An overview of our 13th (!) signing of the summer/autumn
|Length of loan||3 months|
|Position||Right centre-back / box-to-box midfielder|
|Former clubs||Leicester (parent club), Peterborough (loan)|
|Professional appearances (goals)||44 (5)*|
For Saturday’s loss at Luton, we were actually missing eight players: the five we knew about (Ryan Tafazolli, Dom Gape, Alex Pattison, Uche Ikpeazu and Adebayo Akinfenwa) and the three we still needed to complete our squad. Two days later, the first of the latter arrived: Championship-ready right-sided centre-back cover (the other key needs are a left-back and a creative midfielder). Josh Knight fills the gap between Anthony Stewart and the still-developing Giles Phillips and Andre Burley. With centre-backs playing on their strong side so crucial to ball progression – fundamentally because it gives you a more effective set of passing options from the back – and our apparent shift towards a slightly less direct approach, we couldn’t afford to be without two possible starters in both spots.
He was deployed almost exclusively in a box-to-box capacity on the right of a diamond on loan at Peterborough last season, but Knight is a centre-back by trade and has played the majority of his Premier League 2 (U23 level) games for Leicester there. This will be his first taste of Championship football, but he arrives after impressing for a Posh outfit that fell just short of the League One play-offs. It’s the logical next step.

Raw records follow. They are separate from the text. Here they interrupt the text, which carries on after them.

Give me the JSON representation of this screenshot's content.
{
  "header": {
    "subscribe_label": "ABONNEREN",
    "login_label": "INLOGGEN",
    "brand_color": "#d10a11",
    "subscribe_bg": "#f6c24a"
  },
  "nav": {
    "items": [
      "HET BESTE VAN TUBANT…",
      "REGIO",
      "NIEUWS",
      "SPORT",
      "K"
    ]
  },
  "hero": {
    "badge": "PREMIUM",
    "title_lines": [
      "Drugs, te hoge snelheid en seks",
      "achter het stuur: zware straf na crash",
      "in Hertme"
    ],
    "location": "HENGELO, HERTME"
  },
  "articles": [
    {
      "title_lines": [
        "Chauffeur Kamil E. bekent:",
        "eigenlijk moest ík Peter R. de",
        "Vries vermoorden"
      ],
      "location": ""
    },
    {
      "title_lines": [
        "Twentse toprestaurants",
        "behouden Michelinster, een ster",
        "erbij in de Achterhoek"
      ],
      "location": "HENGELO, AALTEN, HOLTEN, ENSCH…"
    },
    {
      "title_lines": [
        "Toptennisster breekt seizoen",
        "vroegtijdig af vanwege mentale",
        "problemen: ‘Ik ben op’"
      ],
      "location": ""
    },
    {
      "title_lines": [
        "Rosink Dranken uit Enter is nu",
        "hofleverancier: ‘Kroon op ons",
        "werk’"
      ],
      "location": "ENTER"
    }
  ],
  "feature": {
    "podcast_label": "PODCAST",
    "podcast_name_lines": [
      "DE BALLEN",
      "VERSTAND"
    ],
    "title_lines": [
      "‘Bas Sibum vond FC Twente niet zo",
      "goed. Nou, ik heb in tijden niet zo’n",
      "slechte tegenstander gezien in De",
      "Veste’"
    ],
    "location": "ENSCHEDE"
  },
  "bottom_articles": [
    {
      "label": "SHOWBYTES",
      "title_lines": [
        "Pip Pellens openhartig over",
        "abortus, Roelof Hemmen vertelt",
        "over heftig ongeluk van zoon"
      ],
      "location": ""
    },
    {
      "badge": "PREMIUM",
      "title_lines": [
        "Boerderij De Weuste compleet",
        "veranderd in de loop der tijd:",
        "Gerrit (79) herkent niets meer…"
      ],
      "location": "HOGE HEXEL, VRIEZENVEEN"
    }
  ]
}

Gareth Ainsworth has billed Knight as “another option in defence”, but that’s not to say he’s come in as mere cover; his versatility could open up new tactical possibilities. Three at the back would have been possible before, but it would have involved using all three of our senior centre-backs – hardly ideal. Now we’ve got four, there’s a bit more wriggle room. We still need someone capable of playing left wing-back, it won’t become the default, and such a comparatively complex system can’t be coached overnight, but the prospect of a 3-4-1-2 with Gape and Dennis Adeniran between the wing-backs, Daryl Horgan as a 10, and any one of numerous front two combinations is an intriguing one at least.
While he takes the Wycombe six-foot club up to ten members, the numbers suggest that Knight isn’t outstandingly strong aerially. He ranked above average among League One midfielders last season, winning 53% of his aerial duels – the same as Darius Charles (also six-foot) but slightly less than Gape (5’9”) and Curtis Thompson (5’8”), who won 56% and 59% respectively and contested close to the same amount as their new team-mate. So he can hold his own, but he’s unlikely to dominate those battles. Tall ≠ great in the air, as is often assumed.
If our new number 12 does get on the scoresheet, it’s less likely to be with a header and more likely to be from a surging run from midfield or lashing in a loose ball from a corner. He scored three times for Peterborough, twice with drilled strikes from the right-hand side of the box – one of which came in the 3-3 draw at Adams Park (0:26 below) – and once to round off a counter-attacking move. He averaged a shot every 180 minutes in 2019/20 (nine shots in total) but was efficient, finding the net with three of his five shots on target.
You always want a utility man or two in the squad and Knight, who can also play at right-back or in a holding midfield role, joins David Wheeler as probably our most adaptable player. As the games start coming thick and fast, that could prove priceless. This one’s got the makings of another very shrewd move from Gaz and co.